There are less than 20 days before Colorado State plays Oregon State to kick off the 2017 college football season, and college football’s return can’t come quickly enough. Since baseball is the only major sport in season, ESPN has recently resorted to airing programs such as the 2016 WFTDA Roller Derby Championships and Arm Wrestling: Best of WAL 2016 Championship on their networks. ESPNU has been showing reruns of the top 25 games of the 2016 season since July 17. After watching a few of those games, I could not help but notice the pattern of Clemson needing a few lucky breaks to win the close games they played last season. What if things had gone slightly a different way? Would the Tigers still have won the National Championship?
In The World’s Foremost Military Historians Imagine What Might Have Been, a collection of essays written by G.P. Putnam’s sons, the authors use their historical knowledge to contemplate hypothetical questions such as, “what if Alexander the Great had died at the Battle of the Granicus River?”
They then use the questions to derive an alternate account of history of what might have been if the hypothetical situation did occur. I want to do the same for Clemson’s 2016 season. What if Auburn came down with the Hail Mary in Clemson’s home opener? What if James Quick of Louisville had recognized that the first down line was at the two yard line and not the three? What if Kyle Bambard of NC State hit the game winning 33-yard field goal in their meeting in October?
Although the first two questions are a little out of left field (Hail Mary throws are usually never caught and who knows what was going on in James Quick’s mind), the third one most certainly has value. On average, college kickers make about 75% of field goals from the 30-39-yard range, and although Kyle Bambard (67%) is slightly below average, it is still very reasonable to expect him to make at least one of two attempts that he missed against Clemson.
But what if he did hit one of the two field goal attempts and the NC State Wolfpack were able to come out of Death Valley with an upset? To simplify things, let us make the assumption that the rest of the season would have unfolded identically, without a butterfly effect. The loss would have pushed Clemson to finish at a record overall and 6-2 in ACC conference play. Louisville would have finished in first place of the Atlantic division with a conference record of 7-1. But because they had played so poorly to finish out the season (loses to both Houston and Kentucky), they would have been left out of the playoff equation even if they had won the conference championship game against Virginia Tech.

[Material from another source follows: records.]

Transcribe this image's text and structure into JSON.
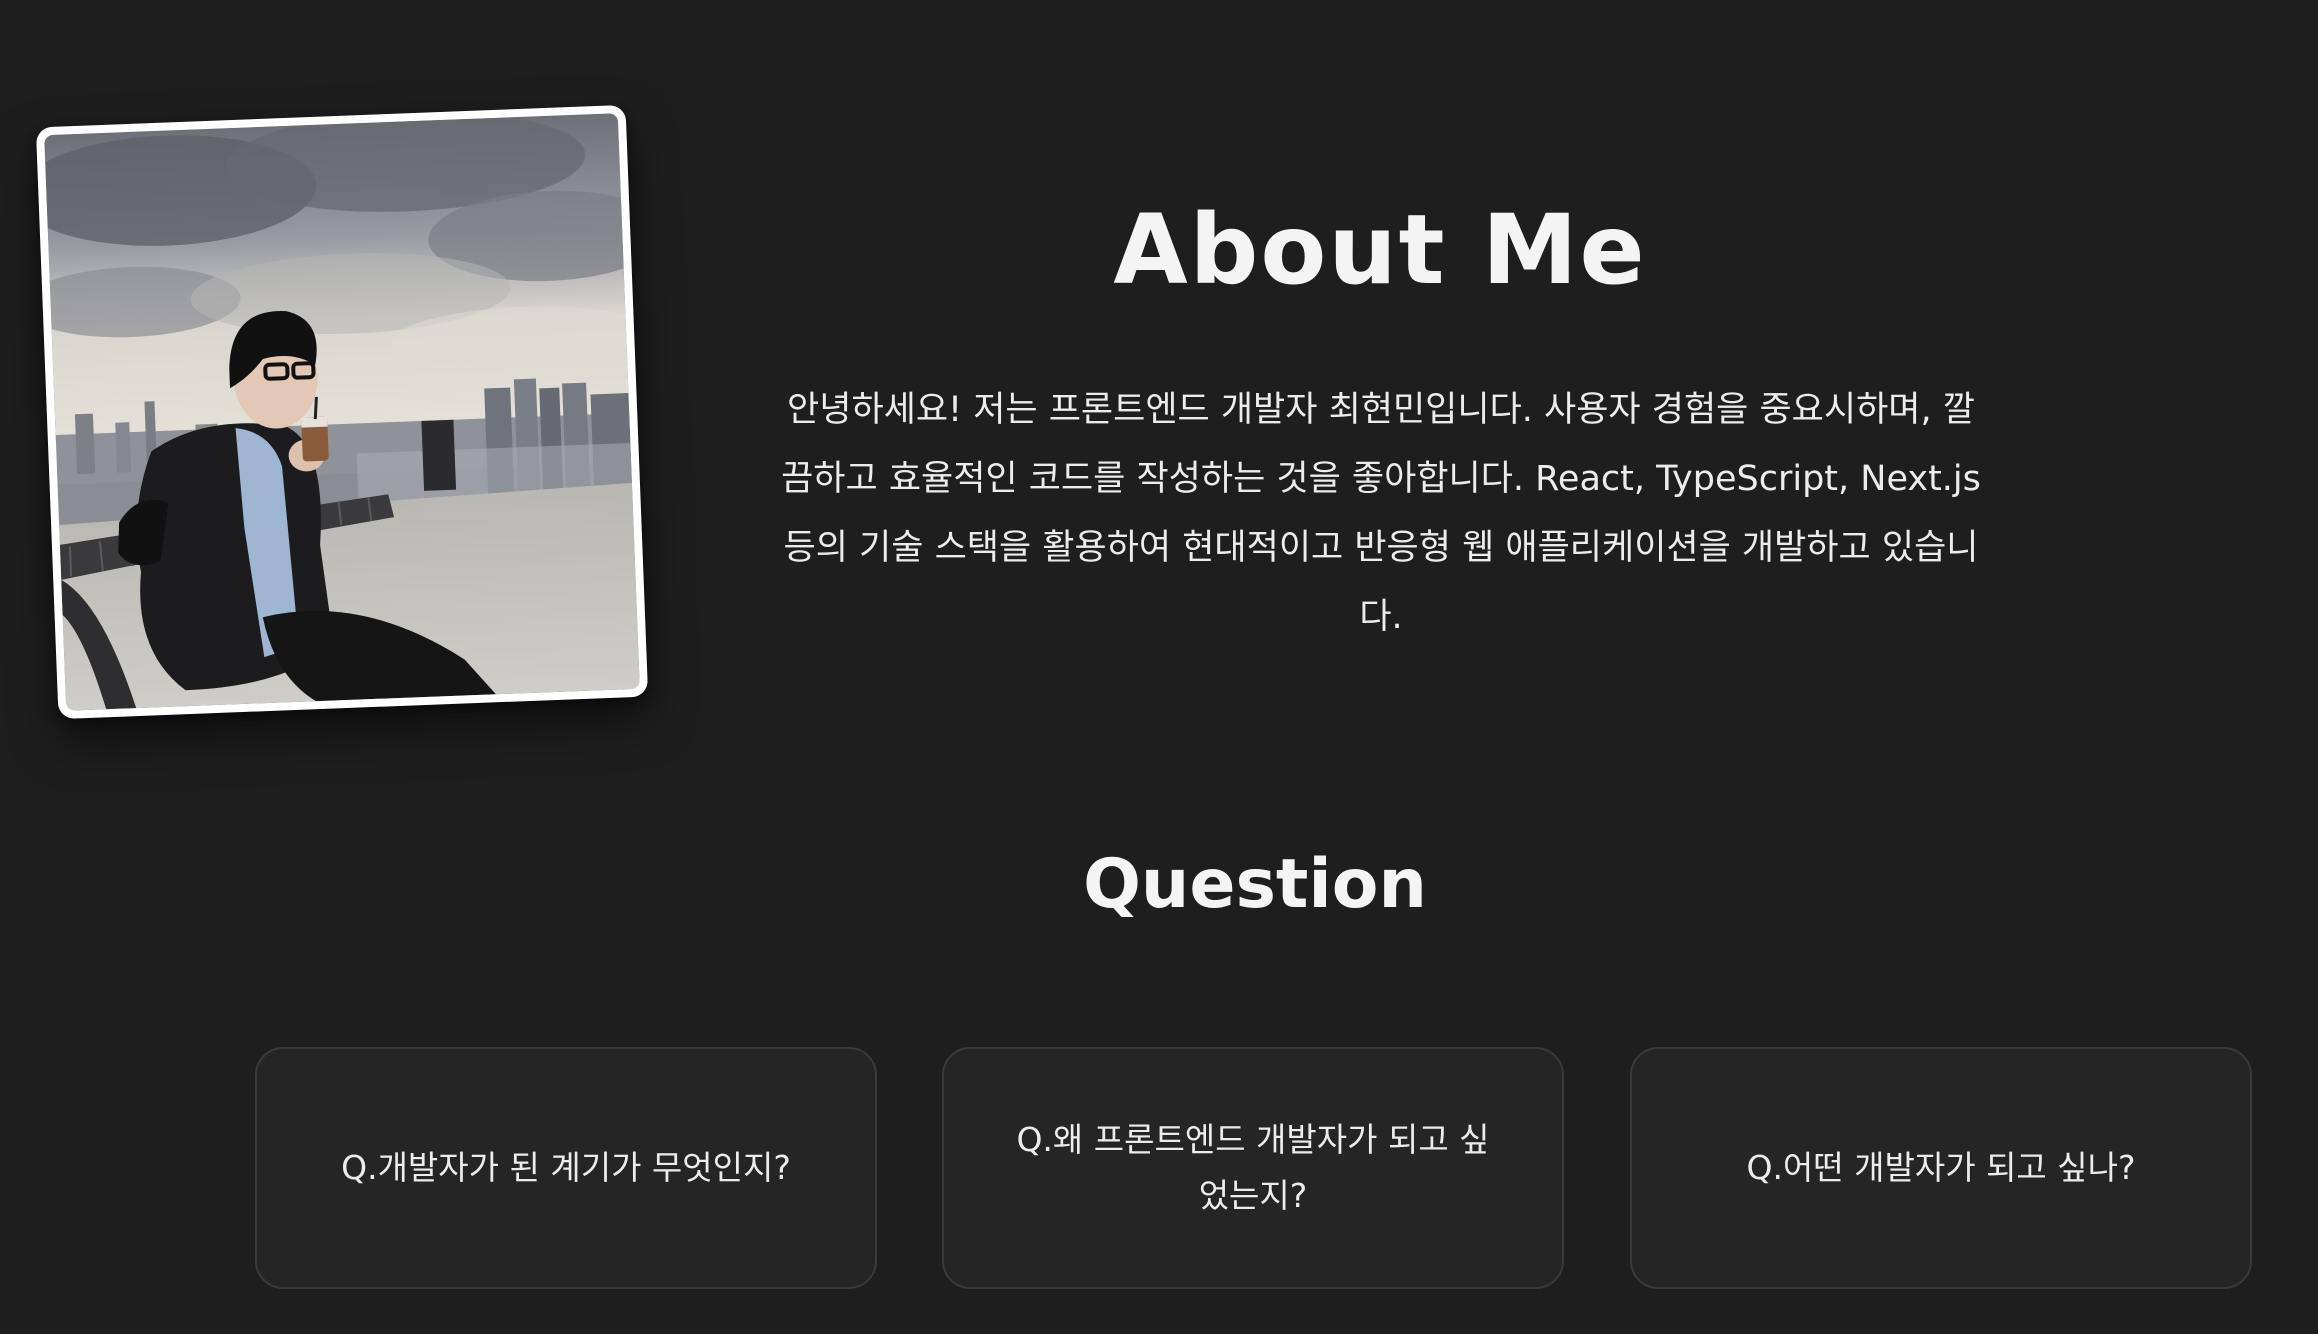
{
  "about": {
    "title": "About Me",
    "description": "안녕하세요! 저는 프론트엔드 개발자 최현민입니다. 사용자 경험을 중요시하며, 깔끔하고 효율적인 코드를 작성하는 것을 좋아합니다. React, TypeScript, Next.js 등의 기술 스택을 활용하여 현대적이고 반응형 웹 애플리케이션을 개발하고 있습니다."
  },
  "question": {
    "title": "Question",
    "cards": [
      {
        "label": "Q.개발자가 된 계기가 무엇인지?"
      },
      {
        "label": "Q.왜 프론트엔드 개발자가 되고 싶었는지?"
      },
      {
        "label": "Q.어떤 개발자가 되고 싶나?"
      }
    ]
  },
  "colors": {
    "background": "#1e1e1e",
    "card_background": "#252525",
    "card_border": "#3a3a3a",
    "text": "#f2f2f2"
  }
}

That leaves Clemson, Penn State and Michigan all with 10-2 records at the mercy of the selection committee. And my best bet is that Penn State gets in because they won the Big Ten conference championship.

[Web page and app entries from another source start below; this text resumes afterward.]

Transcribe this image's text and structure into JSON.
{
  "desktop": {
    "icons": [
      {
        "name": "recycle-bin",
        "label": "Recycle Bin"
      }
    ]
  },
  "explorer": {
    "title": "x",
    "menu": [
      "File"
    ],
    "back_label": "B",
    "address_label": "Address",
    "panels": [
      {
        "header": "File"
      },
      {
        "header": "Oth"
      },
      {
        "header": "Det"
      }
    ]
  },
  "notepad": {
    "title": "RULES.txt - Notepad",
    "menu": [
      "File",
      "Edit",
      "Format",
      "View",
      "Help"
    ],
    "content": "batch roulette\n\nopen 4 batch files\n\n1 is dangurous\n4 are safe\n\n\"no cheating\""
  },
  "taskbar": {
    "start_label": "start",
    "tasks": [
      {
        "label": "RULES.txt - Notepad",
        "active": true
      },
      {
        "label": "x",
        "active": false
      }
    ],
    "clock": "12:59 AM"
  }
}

The playoffs probably would have played out the way that everyone would have thought they should have, with Alabama’s smothering defense dominating Penn State, and Washington beating Ohio State in a close one. This would have pit Alabama against Washington in the finals, and we know from the Sugar Bowl that Alabama would probably pull away and win back-to-back national championships.

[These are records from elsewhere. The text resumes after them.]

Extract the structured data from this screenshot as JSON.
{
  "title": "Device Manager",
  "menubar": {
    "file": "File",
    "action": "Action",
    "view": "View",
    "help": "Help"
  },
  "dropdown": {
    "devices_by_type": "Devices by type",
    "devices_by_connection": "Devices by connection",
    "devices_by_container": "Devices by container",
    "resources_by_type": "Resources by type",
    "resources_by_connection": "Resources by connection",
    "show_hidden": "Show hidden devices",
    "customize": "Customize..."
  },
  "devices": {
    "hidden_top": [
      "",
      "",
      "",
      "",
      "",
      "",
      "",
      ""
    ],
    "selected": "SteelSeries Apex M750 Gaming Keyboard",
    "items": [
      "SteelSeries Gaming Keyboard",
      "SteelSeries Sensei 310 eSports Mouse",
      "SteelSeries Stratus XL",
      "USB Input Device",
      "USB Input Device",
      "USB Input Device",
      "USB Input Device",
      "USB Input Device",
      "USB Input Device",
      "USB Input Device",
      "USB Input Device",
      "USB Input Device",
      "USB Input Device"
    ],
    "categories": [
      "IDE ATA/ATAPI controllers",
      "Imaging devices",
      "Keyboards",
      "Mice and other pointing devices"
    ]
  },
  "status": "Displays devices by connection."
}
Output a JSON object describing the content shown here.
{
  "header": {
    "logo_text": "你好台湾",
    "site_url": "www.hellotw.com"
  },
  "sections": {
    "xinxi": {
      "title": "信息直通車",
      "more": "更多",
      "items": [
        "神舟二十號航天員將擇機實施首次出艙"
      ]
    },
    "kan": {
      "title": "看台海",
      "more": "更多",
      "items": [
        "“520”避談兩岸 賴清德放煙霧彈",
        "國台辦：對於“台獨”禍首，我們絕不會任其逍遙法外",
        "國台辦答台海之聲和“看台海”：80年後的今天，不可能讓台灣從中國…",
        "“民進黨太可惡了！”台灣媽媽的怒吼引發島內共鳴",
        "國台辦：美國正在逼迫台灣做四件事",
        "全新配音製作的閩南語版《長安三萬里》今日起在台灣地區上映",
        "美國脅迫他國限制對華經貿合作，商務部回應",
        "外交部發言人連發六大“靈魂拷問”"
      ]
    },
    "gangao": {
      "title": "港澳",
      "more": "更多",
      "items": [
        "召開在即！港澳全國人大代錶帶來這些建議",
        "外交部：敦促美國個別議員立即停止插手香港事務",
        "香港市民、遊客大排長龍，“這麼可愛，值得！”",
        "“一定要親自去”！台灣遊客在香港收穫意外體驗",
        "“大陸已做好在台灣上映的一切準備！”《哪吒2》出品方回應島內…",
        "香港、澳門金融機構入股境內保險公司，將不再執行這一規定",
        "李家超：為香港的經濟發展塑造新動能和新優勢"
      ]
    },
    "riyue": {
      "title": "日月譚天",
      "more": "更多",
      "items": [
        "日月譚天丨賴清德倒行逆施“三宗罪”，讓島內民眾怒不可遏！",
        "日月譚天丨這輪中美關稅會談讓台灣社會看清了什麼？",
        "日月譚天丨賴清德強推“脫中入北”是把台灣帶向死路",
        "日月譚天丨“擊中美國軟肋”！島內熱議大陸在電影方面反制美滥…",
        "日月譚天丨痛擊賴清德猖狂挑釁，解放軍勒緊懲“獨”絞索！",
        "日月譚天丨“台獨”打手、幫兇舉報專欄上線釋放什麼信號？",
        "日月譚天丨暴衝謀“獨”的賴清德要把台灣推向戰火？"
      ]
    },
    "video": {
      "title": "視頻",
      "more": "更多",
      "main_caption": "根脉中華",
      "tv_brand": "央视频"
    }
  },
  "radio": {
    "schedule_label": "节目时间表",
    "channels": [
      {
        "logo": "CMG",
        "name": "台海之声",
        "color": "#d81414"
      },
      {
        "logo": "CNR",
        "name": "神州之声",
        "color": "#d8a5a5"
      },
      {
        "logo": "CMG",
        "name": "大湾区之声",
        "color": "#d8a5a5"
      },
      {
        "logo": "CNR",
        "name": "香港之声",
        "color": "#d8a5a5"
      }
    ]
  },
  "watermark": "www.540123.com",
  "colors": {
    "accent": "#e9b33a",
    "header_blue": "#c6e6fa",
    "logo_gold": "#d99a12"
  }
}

Of course, all of this is just hypothetical, but I think it brings to light a very important idea. It might sound cliché, but every play truly does matter. One play changed the fortunes of Clemson players from sitting on their couches to laying in Tampa with orange and white confetti raining down on them. As you watch college football this season, make sure to go to the bathroom before the games and during commercials, because you will never know if you are going to miss the play that paves the way to a national championship.